To put on 10 shows, over five days, in the same space – so seamlessly that no guest nor attendee might even for a second suspect the logistic magnitude of this – is a serious feat. This feat was led by Ky Bxshxff, fashion producer and director for Twyg. With an incredible team (including creative duo Ant Hinrichsen and Armand Dicker and Twyg’s fashion editor, Tandekile Mkize) Ky reflects on CxC, saying that “the first time you do something, it’s always a bit of an experiment. With the launch of CxC last year, the only thing we were sure about was that we had the right ingredients: Twyg magazine’s curation and commitment to slow fashion, the incredible space that is the iconic pink lady and her unmatched afternoon tea offering, and an incredible high-five to South African fashion launched by none other than Thebe Magugu. The feedback and the excitement was overwhelming – the experiment proved that there is a real desire for South Africans to have a conversation about luxury and creativity on our own terms.” On their directorship of the event, Ky found CxC as a remedying experience – one that serves its purpose in celebrating South African design and the power of collaboration, “directing the shows this year again was an incredible privilege. Every designer – from last year’s line-up through to 2023 – has a one-of-a-kind point of view that redefines luxury with an African lens. They write a new lore inspired by reimagining codes and culture. I also worked with an amazing backstage team of young fashion voices who give me absolute faith in the future of this industry on our continent. It’s another reminder that every garment you see represents an ecosystem of jobs. And every choice you make has an impact. I think these are all incredibly important conversations to have – and what more idyllic place to have them, than set against a backdrop of pink!”

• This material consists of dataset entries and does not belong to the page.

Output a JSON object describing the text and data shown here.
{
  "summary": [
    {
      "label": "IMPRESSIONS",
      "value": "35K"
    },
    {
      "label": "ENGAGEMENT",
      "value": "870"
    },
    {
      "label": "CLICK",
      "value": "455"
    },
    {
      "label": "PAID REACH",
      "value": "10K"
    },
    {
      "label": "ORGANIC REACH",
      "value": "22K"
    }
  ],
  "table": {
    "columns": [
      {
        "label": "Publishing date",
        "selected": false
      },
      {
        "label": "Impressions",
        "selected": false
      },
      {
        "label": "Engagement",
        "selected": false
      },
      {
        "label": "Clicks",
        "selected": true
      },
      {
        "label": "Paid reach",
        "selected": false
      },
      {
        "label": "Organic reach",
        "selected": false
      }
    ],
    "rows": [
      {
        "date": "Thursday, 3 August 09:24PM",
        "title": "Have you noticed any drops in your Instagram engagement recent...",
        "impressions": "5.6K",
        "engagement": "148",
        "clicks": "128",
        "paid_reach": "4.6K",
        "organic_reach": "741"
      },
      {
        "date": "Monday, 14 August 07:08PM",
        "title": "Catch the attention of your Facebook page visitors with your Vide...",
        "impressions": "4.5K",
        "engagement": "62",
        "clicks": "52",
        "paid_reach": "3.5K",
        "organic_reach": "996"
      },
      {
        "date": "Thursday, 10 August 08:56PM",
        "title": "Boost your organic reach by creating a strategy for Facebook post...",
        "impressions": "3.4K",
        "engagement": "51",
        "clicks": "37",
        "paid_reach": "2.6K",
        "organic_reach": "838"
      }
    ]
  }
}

What a stunning confirmation of what fashion production and celebration really means: the many hands that make and create, to foster the potentiality of design in South Africa. Congratulations and our deepest gratitude to the entire team at Twyg, each person at The Mount Nelson and all who made CxC’s second year – absolutely perfect.